As I lead an organization that is maturing from “emerging” to “established,” I cannot help but wrestle with how we will ensure that our work, in purpose and practice, remains committed to advancing progressive social change through the arts. With this in mind, I find it important for me, personally and professionally, to look to young leaders and individual artists for inspiration, knowledge, and accountability measures.
It is my deep desire to practice congruence in my leadership, where my values and my actions are aligned. I’m hopeful that by paying close attention to the values that guide emerging leaders in my community, I will increase the likelihood that my work contributes to a more thriving and equitable Atlanta for all people.
Here are five emerging leaders in Atlanta who identify as artists, arts administrators, and cultural organizers. They also happen to be people who I believe are setting the right examples of how to lead in the arts. I asked them to share with me three values that are important to their leadership.
Alex Acosta, Executive Director, Soul Food Cypher: Respect, responsibility, and knowledge
Jessica Caldas, Artist: Empathy, passion, and vulnerability

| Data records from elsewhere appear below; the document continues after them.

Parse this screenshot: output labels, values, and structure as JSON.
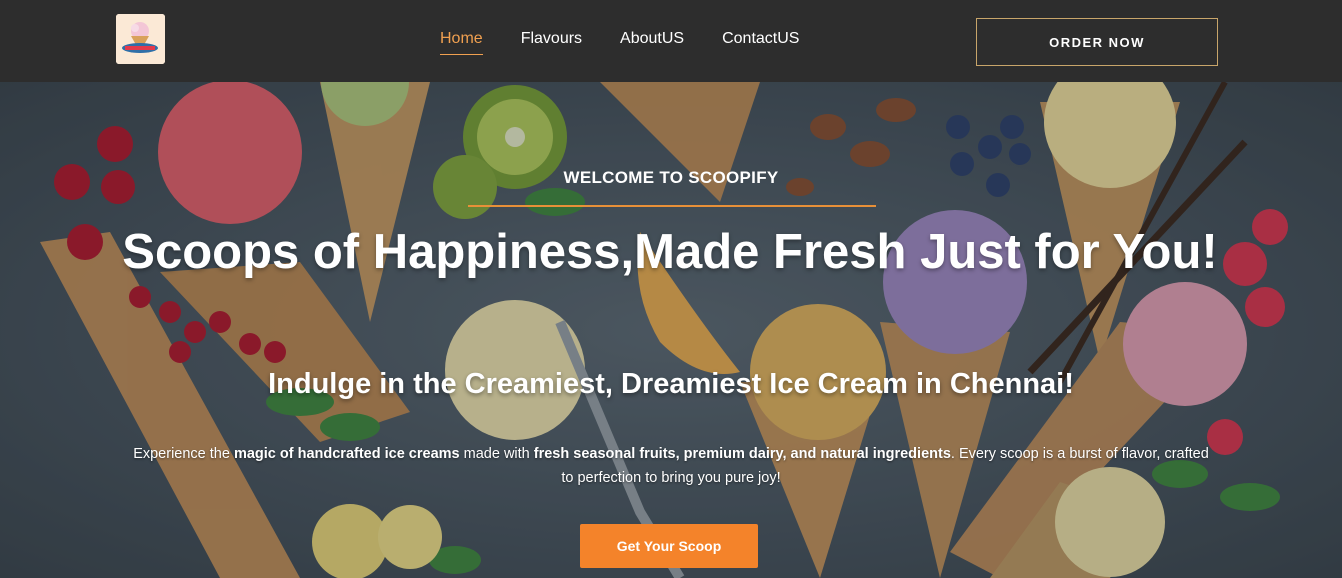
{
  "header": {
    "logo_alt": "Scoopify logo",
    "nav": [
      {
        "label": "Home",
        "active": true
      },
      {
        "label": "Flavours",
        "active": false
      },
      {
        "label": "AboutUS",
        "active": false
      },
      {
        "label": "ContactUS",
        "active": false
      }
    ],
    "order_label": "ORDER NOW"
  },
  "hero": {
    "welcome": "WELCOME TO SCOOPIFY",
    "headline": "Scoops of Happiness,Made Fresh Just for You!",
    "subheadline": "Indulge in the Creamiest, Dreamiest Ice Cream in Chennai!",
    "description": {
      "p1": "Experience the ",
      "b1": "magic of handcrafted ice creams",
      "p2": " made with ",
      "b2": "fresh seasonal fruits, premium dairy, and natural ingredients",
      "p3": ". Every scoop is a burst of flavor, crafted to perfection to bring you pure joy!"
    },
    "cta_label": "Get Your Scoop"
  },
  "colors": {
    "header_bg": "#2d2d2d",
    "accent": "#f0a050",
    "cta_bg": "#f4832a",
    "order_border": "#c8a56a"
  }
}
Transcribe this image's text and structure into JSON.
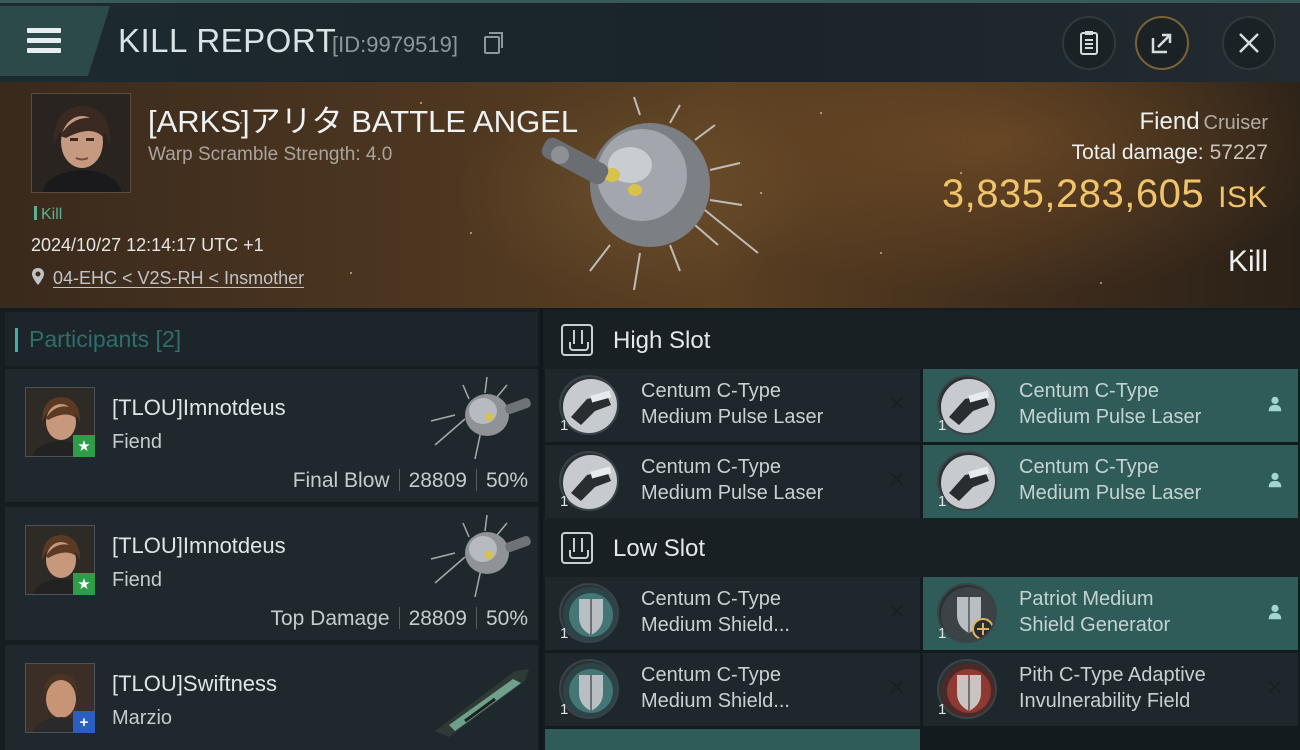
{
  "header": {
    "title": "KILL REPORT",
    "kill_id": "[ID:9979519]"
  },
  "victim": {
    "name": "[ARKS]アリタ BATTLE ANGEL",
    "warp_scramble": "Warp Scramble Strength: 4.0",
    "tag": "Kill",
    "datetime": "2024/10/27 12:14:17 UTC +1",
    "location": "04-EHC < V2S-RH < Insmother",
    "ship": "Fiend",
    "ship_class": "Cruiser",
    "total_damage_label": "Total damage:",
    "total_damage": "57227",
    "isk_value": "3,835,283,605",
    "isk_unit": "ISK",
    "result": "Kill"
  },
  "participants": {
    "header": "Participants [2]",
    "rows": [
      {
        "name": "[TLOU]Imnotdeus",
        "ship": "Fiend",
        "role": "Final Blow",
        "damage": "28809",
        "percent": "50%",
        "badge": "★",
        "badge_color": "#2e9d4a"
      },
      {
        "name": "[TLOU]Imnotdeus",
        "ship": "Fiend",
        "role": "Top Damage",
        "damage": "28809",
        "percent": "50%",
        "badge": "★",
        "badge_color": "#2e9d4a"
      },
      {
        "name": "[TLOU]Swiftness",
        "ship": "Marzio",
        "role": "",
        "damage": "",
        "percent": "",
        "badge": "+",
        "badge_color": "#2a5fc0"
      }
    ]
  },
  "slots": {
    "high": {
      "label": "High Slot",
      "modules": [
        {
          "line1": "Centum C-Type",
          "line2": "Medium Pulse Laser",
          "qty": "1",
          "state": "destroyed"
        },
        {
          "line1": "Centum C-Type",
          "line2": "Medium Pulse Laser",
          "qty": "1",
          "state": "dropped"
        },
        {
          "line1": "Centum C-Type",
          "line2": "Medium Pulse Laser",
          "qty": "1",
          "state": "destroyed"
        },
        {
          "line1": "Centum C-Type",
          "line2": "Medium Pulse Laser",
          "qty": "1",
          "state": "dropped"
        }
      ]
    },
    "low": {
      "label": "Low Slot",
      "modules": [
        {
          "line1": "Centum C-Type",
          "line2": "Medium Shield...",
          "qty": "1",
          "state": "destroyed"
        },
        {
          "line1": "Patriot Medium",
          "line2": "Shield Generator",
          "qty": "1",
          "state": "dropped"
        },
        {
          "line1": "Centum C-Type",
          "line2": "Medium Shield...",
          "qty": "1",
          "state": "destroyed"
        },
        {
          "line1": "Pith C-Type Adaptive",
          "line2": "Invulnerability Field",
          "qty": "1",
          "state": "destroyed"
        }
      ]
    }
  },
  "colors": {
    "accent": "#3fb0a6",
    "isk": "#f0c46a",
    "kill_tag": "#58b394",
    "fitted_row": "#2f5c58"
  }
}
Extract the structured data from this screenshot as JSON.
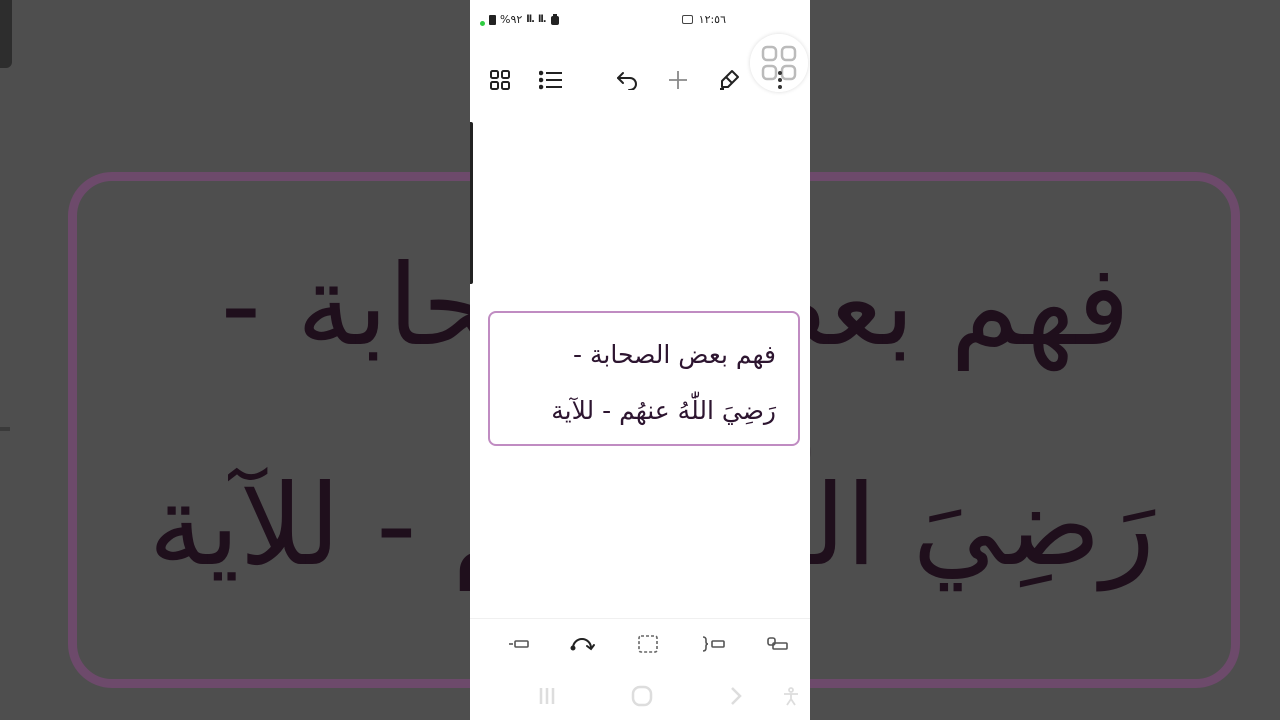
{
  "status_bar": {
    "battery_text": "%٩٢",
    "signal_1": "ll.",
    "signal_2": "ll.",
    "time": "١٢:٥٦"
  },
  "toolbar": {
    "icons": [
      "grid-icon",
      "list-icon",
      "undo-icon",
      "add-icon",
      "pen-icon",
      "more-icon"
    ]
  },
  "note": {
    "line1": "فهم بعض الصحابة -",
    "line2": "رَضِيَ اللّٰهُ عنهُم - للآية"
  },
  "bottom_tools": {
    "icons": [
      "text-box-icon",
      "redo-curve-icon",
      "selection-icon",
      "bracket-icon",
      "shape-icon"
    ]
  },
  "nav": {
    "icons": [
      "recents-icon",
      "home-icon",
      "back-icon",
      "accessibility-icon"
    ]
  },
  "colors": {
    "card_border": "#c08cc2",
    "ink": "#2d1530",
    "background": "#4e4e4e"
  }
}
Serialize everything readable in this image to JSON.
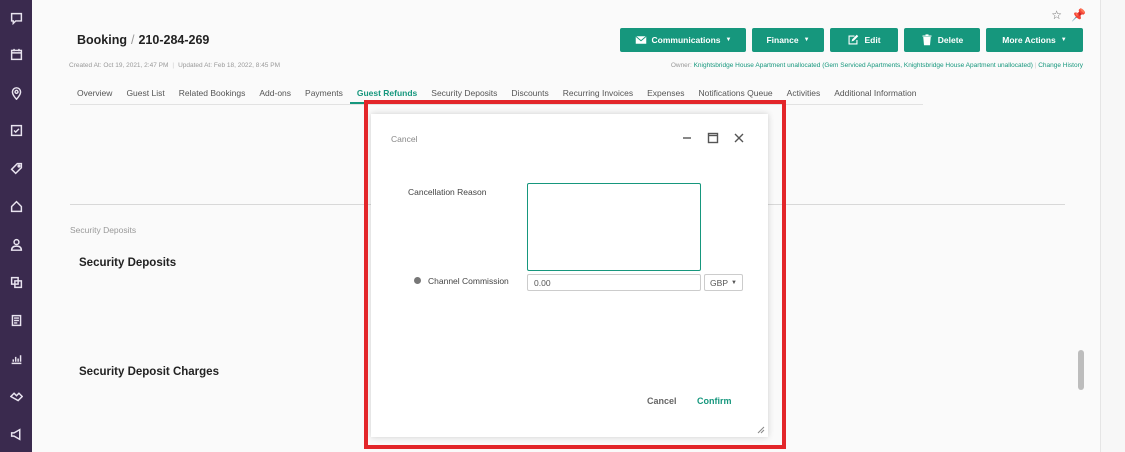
{
  "sidebar": {
    "items": [
      "chat-icon",
      "calendar-icon",
      "location-pin-icon",
      "checklist-icon",
      "tag-icon",
      "home-icon",
      "user-icon",
      "copy-icon",
      "document-icon",
      "chart-icon",
      "handshake-icon",
      "megaphone-icon"
    ]
  },
  "booking": {
    "section": "Booking",
    "separator": "/",
    "number": "210-284-269",
    "created": "Created At: Oct 19, 2021, 2:47 PM",
    "updated": "Updated At: Feb 18, 2022, 8:45 PM",
    "owner_prefix": "Owner:",
    "owner_link": "Knightsbridge House Apartment unallocated (Gem Serviced Apartments, Knightsbridge House Apartment unallocated)",
    "change_history": "Change History"
  },
  "actions": {
    "communications": "Communications",
    "finance": "Finance",
    "edit": "Edit",
    "delete": "Delete",
    "more_actions": "More Actions"
  },
  "tabs": [
    "Overview",
    "Guest List",
    "Related Bookings",
    "Add-ons",
    "Payments",
    "Guest Refunds",
    "Security Deposits",
    "Discounts",
    "Recurring Invoices",
    "Expenses",
    "Notifications Queue",
    "Activities",
    "Additional Information"
  ],
  "active_tab": "Guest Refunds",
  "sections": {
    "small_label": "Security Deposits",
    "title1": "Security Deposits",
    "title2": "Security Deposit Charges"
  },
  "modal": {
    "title": "Cancel",
    "reason_label": "Cancellation Reason",
    "reason_value": "",
    "commission_label": "Channel Commission",
    "commission_value": "0.00",
    "currency": "GBP",
    "cancel_label": "Cancel",
    "confirm_label": "Confirm"
  },
  "colors": {
    "accent": "#16977d",
    "sidebar": "#3a2a4e",
    "highlight": "#e3262a"
  }
}
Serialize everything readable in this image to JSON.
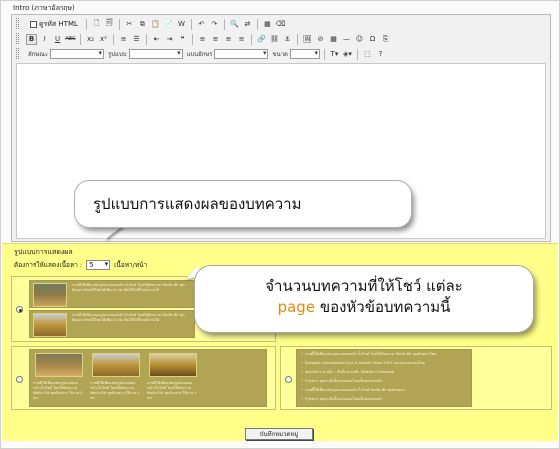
{
  "section_label": "Intro (ภาษาอังกฤษ)",
  "toolbar": {
    "source_label": "ดูรหัส HTML",
    "row2_buttons": [
      "B",
      "I",
      "U",
      "ABC",
      "x₂",
      "x²"
    ],
    "style_label": "ลักษณะ",
    "format_label": "รูปแบบ",
    "font_label": "แบบอักษร",
    "size_label": "ขนาด"
  },
  "callout_top": "รูปแบบการแสดงผลของบทความ",
  "format_panel": {
    "title": "รูปแบบการแสดงผล",
    "count_label": "ต้องการให้แสดงเนื้อหา :",
    "count_value": "5",
    "count_suffix": "เนื้อหา/หน้า"
  },
  "option1": {
    "selected": true,
    "items": [
      "ภาพนี้ใช้เพื่อแสดงรูปแบบของหน้าเว็บไซต์ โดยใช้ข้อความ Mollis Bit ชุดตัวอย่างไทยใช้ไทยได้เพียง 5 บท เพิ่มให้ไปที่ไหนก็อ่านได้",
      "ภาพนี้ใช้เพื่อแสดงรูปแบบของหน้าเว็บไซต์ โดยใช้ข้อความ Mollis Bit ชุดตัวอย่างไทยใช้ไทยได้เพียง 5 บท เพิ่มให้ไปที่ไหนก็อ่านได้"
    ]
  },
  "option2": {
    "selected": false,
    "items": [
      "ภาพนี้ใช้เพื่อแสดงรูปแบบของหน้าเว็บไซต์ โดยใช้ข้อความ Mollis Bit ชุดตัวอย่าง ใช้งาน 5 บท",
      "ภาพนี้ใช้เพื่อแสดงรูปแบบของหน้าเว็บไซต์ โดยใช้ข้อความ Mollis Bit ชุดตัวอย่าง ใช้งาน 5 บท",
      "ภาพนี้ใช้เพื่อแสดงรูปแบบของหน้าเว็บไซต์ โดยใช้ข้อความ Mollis Bit ชุดตัวอย่าง ใช้งาน 5 บท"
    ]
  },
  "option3": {
    "selected": false,
    "items": [
      "ภาพนี้ใช้เพื่อแสดงรูปแบบของหน้าเว็บไซต์ โดยใช้ข้อความ Mollis Bit ชุดตัวอย่างไทย",
      "Bangkok International Toys & Games Show 2007 และของเล่นของไทย",
      "ซูเปอร์ตำรวจ แม็ก - มือถือ ยามเช้า (Middle Childhood)",
      "Flytech ชุดแรงยิ่งนั้นแบบของโฟมเด็กหลายคนทำ",
      "ภาพนี้ใช้เพื่อแสดงรูปแบบของหน้าเว็บไซต์ Mollis Bit ชุดตัวอย่าง",
      "Flytech ชุดแรงยิ่งนั้นแบบของโฟมเด็กหลายคนทำ"
    ]
  },
  "callout_bottom": {
    "line1": "จำนวนบทความที่ให้โชว์ แต่ละ",
    "line2_accent": "page",
    "line2_rest": " ของหัวข้อบทความนี้"
  },
  "save_label": "บันทึกหมวดหมู่"
}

Susannah Darrow, Executive Director, ArtsATL: Inclusion, access, and quality
Carlton Mackey, Creator, Beautiful in Every Shade: Authenticity, resilience, and compassion
Matthew Rosenfeld, Program Manager, WonderRoot: Equity (social & economic), openness, and empathy
This blog is part of the 2016 Emerging Arts Leader Blog Salon. We asked over a dozen emerging leaders to reflect and respond to this year’s Arts Leadership Preconference theme: “Impact Without Burnout: Resilient Arts Leadership from the Inside Out”.
Chris Appleton is a member of Americans for the Arts. Learn more about membership.